Problem statement:
Show, from the entries below, every line in which "data" appears.

☆ ☆ ☆ ☆

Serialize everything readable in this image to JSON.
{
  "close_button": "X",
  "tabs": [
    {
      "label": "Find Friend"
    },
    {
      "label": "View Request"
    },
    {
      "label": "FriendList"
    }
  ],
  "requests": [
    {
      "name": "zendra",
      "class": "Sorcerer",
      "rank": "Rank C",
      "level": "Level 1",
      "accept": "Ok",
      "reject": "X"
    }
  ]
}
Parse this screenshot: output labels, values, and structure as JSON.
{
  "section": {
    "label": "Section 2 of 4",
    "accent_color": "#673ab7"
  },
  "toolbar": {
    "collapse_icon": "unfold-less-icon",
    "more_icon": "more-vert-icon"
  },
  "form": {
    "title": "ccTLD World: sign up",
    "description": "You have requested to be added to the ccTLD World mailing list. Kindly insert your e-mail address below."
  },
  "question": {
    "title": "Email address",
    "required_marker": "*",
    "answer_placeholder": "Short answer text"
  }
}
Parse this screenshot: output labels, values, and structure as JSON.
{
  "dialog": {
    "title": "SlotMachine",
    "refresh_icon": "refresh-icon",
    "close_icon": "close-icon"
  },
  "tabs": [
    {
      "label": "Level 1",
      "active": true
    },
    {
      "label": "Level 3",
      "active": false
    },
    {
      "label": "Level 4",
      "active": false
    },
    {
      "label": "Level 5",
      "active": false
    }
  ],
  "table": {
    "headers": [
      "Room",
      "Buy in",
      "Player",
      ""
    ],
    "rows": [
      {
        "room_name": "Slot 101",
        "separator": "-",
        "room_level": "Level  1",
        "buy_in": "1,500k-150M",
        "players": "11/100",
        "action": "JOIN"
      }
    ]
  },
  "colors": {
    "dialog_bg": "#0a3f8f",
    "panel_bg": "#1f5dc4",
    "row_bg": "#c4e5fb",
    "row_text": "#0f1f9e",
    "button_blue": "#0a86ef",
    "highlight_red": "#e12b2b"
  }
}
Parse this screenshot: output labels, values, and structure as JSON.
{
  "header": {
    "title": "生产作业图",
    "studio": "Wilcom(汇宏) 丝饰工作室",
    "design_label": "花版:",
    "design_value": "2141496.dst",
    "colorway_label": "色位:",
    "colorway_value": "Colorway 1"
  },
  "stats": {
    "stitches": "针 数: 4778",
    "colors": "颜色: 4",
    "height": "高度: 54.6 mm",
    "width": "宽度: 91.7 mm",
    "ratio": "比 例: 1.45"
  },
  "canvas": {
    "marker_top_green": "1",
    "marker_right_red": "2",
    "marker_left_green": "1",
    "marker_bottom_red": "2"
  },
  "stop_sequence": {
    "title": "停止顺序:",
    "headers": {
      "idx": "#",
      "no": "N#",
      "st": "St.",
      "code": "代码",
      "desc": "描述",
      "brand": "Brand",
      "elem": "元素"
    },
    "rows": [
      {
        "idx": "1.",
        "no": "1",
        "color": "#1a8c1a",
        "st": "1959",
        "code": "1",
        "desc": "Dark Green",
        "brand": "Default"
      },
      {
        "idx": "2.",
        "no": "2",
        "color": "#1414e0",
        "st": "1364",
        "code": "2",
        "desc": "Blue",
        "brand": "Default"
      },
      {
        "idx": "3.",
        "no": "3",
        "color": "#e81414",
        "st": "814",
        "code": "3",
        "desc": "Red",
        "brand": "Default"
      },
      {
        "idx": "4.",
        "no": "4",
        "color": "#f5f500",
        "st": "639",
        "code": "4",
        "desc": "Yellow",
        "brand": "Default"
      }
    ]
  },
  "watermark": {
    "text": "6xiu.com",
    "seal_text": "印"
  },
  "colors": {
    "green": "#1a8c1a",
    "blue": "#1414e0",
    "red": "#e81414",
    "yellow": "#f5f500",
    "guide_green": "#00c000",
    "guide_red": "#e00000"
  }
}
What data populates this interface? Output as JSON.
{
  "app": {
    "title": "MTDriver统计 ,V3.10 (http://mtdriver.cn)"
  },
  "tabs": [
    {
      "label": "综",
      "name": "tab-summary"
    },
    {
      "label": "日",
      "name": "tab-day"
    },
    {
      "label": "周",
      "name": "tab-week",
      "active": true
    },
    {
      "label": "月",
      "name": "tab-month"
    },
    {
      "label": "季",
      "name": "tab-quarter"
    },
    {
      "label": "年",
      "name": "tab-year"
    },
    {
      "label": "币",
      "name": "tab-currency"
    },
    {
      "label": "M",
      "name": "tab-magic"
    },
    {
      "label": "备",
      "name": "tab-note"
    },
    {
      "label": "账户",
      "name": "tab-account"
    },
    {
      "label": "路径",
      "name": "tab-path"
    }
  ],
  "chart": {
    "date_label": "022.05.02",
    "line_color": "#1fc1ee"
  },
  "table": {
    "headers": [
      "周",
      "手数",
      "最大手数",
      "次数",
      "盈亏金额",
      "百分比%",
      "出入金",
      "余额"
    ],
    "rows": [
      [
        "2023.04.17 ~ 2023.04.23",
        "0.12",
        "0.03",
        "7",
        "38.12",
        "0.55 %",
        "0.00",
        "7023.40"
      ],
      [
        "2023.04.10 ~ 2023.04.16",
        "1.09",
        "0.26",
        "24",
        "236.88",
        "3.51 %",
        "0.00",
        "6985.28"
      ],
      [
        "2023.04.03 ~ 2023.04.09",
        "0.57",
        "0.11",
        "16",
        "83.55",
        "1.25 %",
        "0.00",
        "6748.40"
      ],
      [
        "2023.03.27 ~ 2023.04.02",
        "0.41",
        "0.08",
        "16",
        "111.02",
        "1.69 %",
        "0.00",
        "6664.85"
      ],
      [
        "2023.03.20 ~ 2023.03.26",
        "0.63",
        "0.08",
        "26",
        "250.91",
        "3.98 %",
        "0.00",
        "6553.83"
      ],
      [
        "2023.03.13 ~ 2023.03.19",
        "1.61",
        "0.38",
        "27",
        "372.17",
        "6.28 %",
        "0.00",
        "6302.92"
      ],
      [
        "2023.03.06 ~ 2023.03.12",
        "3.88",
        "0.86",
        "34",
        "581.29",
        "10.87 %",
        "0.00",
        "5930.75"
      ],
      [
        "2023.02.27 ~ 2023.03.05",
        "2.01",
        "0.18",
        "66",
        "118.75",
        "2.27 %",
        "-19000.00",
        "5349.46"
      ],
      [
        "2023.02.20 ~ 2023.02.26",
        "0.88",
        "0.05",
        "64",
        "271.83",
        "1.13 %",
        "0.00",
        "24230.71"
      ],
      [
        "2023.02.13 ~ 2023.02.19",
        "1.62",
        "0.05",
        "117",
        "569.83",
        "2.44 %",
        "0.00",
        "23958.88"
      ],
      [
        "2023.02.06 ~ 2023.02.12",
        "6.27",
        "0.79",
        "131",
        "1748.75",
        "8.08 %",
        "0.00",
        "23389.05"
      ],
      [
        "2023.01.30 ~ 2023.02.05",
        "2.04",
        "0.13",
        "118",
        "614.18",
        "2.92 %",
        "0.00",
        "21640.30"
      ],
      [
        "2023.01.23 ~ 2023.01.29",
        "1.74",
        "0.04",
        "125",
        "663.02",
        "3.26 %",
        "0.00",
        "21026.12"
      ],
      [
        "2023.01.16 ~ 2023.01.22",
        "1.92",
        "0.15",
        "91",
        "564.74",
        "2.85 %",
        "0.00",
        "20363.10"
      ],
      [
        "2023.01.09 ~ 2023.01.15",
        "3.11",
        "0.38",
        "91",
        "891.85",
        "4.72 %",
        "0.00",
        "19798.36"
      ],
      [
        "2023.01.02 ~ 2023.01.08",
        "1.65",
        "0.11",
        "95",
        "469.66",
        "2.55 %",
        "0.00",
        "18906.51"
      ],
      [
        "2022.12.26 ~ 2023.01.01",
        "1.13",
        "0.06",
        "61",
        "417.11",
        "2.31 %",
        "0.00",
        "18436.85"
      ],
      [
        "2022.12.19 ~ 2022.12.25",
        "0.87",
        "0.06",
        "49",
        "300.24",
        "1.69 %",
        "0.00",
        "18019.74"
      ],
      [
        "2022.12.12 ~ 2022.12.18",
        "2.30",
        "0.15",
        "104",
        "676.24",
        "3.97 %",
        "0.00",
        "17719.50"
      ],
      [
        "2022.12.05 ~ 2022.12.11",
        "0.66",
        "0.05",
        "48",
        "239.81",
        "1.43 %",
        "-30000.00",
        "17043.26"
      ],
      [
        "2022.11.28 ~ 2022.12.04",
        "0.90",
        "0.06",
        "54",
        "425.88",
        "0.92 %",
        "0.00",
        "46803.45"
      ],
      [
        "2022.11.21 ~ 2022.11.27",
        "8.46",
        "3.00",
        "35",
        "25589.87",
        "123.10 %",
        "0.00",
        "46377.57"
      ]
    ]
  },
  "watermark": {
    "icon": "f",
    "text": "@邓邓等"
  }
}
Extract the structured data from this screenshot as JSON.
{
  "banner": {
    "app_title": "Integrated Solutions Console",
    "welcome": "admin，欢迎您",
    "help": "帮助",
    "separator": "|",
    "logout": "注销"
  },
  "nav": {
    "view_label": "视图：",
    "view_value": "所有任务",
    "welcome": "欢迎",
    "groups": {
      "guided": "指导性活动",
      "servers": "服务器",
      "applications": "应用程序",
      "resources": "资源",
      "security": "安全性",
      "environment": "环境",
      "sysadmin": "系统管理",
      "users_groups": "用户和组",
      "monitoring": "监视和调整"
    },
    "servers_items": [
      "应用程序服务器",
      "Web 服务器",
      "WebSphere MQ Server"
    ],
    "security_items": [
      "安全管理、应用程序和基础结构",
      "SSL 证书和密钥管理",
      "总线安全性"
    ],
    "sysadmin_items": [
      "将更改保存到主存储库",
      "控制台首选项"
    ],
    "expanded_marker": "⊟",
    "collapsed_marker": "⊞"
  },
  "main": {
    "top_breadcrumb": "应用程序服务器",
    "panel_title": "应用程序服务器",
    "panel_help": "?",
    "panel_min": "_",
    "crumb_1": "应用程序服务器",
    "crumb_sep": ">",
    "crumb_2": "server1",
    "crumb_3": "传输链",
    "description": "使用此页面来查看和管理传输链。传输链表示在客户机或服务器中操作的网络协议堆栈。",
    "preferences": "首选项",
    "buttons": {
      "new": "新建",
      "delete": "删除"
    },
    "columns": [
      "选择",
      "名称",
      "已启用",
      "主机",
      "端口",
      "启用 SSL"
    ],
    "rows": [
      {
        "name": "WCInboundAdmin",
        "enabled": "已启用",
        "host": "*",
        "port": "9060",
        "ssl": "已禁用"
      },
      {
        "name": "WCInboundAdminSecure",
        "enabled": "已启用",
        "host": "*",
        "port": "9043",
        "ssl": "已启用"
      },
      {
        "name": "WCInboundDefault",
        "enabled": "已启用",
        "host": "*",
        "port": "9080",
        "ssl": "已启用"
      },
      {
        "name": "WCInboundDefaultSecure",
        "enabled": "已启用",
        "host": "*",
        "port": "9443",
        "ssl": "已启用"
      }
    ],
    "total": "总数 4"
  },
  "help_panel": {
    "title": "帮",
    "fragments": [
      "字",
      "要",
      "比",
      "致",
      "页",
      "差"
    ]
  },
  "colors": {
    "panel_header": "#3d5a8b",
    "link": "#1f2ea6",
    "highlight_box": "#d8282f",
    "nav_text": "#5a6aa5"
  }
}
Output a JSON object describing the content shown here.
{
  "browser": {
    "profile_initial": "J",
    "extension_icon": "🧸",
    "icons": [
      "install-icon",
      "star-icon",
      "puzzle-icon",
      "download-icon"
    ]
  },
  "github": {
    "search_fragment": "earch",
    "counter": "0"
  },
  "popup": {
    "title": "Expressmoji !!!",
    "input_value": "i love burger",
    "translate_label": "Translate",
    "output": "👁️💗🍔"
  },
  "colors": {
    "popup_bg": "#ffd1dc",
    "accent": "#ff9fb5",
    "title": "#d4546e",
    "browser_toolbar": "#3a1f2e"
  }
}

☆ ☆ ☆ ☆

Task response:
What data populates this interface? Output as JSON.
Extract the structured data from this screenshot as JSON.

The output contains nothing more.